==== RAW DATA ====

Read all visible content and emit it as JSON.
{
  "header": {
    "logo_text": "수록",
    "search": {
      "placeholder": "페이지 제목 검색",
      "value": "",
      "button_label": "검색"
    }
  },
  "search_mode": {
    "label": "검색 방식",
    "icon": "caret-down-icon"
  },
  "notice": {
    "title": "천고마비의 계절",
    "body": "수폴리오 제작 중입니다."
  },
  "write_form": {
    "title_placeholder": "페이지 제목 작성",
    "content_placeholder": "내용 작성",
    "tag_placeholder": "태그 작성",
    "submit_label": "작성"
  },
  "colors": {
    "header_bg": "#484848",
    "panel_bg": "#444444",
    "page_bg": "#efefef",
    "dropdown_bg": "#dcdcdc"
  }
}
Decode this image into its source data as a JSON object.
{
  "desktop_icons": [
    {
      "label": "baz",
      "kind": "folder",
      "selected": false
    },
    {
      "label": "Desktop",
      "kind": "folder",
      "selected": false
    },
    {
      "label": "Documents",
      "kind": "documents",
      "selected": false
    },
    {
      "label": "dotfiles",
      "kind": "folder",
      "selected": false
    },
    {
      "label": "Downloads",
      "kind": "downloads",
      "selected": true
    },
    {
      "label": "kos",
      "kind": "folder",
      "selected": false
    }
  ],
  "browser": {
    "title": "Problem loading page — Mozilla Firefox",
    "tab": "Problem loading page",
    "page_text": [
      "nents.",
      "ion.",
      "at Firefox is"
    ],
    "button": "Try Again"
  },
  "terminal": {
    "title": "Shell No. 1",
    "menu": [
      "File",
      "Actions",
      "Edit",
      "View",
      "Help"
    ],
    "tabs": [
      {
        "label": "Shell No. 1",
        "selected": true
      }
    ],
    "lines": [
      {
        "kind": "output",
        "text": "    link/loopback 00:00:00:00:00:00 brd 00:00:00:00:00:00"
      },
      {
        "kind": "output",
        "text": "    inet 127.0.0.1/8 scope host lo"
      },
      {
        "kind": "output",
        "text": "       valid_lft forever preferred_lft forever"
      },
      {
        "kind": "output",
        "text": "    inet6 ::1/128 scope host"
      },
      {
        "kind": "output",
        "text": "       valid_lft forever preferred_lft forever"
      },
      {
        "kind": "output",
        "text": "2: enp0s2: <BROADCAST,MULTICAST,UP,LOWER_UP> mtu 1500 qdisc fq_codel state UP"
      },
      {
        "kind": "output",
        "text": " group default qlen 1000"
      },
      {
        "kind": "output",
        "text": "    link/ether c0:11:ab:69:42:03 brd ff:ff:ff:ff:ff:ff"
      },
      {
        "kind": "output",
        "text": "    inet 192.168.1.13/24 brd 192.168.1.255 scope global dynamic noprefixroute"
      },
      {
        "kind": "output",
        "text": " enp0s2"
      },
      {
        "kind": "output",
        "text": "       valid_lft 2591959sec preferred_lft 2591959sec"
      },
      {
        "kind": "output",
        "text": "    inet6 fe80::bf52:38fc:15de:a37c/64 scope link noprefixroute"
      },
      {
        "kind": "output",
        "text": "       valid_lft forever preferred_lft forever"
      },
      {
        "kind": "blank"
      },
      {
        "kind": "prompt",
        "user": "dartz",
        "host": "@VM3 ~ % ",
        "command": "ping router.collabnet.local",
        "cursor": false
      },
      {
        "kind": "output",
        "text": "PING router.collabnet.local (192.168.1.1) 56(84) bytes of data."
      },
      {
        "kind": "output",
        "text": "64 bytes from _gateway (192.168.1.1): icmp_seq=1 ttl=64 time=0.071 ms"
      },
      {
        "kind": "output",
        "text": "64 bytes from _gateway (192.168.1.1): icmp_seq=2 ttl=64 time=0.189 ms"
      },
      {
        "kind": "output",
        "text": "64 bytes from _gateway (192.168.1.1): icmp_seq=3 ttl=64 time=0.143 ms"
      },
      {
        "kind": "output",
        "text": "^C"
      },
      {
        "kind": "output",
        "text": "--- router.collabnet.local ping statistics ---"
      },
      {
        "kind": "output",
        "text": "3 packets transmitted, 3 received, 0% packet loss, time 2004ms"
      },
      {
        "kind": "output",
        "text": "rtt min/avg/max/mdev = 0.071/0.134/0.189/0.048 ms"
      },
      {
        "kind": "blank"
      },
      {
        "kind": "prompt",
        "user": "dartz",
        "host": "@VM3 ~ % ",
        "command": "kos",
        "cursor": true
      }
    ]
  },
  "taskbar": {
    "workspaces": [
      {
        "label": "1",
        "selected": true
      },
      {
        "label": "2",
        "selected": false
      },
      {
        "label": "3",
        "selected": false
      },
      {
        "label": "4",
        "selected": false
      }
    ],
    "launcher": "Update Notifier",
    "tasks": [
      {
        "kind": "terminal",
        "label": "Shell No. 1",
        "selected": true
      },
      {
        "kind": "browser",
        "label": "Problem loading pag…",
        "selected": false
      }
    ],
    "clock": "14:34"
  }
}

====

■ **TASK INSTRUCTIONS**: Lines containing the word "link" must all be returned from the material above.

■ **WRITTEN RESPONSE**:
        "text": "    link/loopback 00:00:00:00:00:00 brd 00:00:00:00:00:00"
        "text": "    link/ether c0:11:ab:69:42:03 brd ff:ff:ff:ff:ff:ff"
        "text": "    inet6 fe80::bf52:38fc:15de:a37c/64 scope link noprefixroute"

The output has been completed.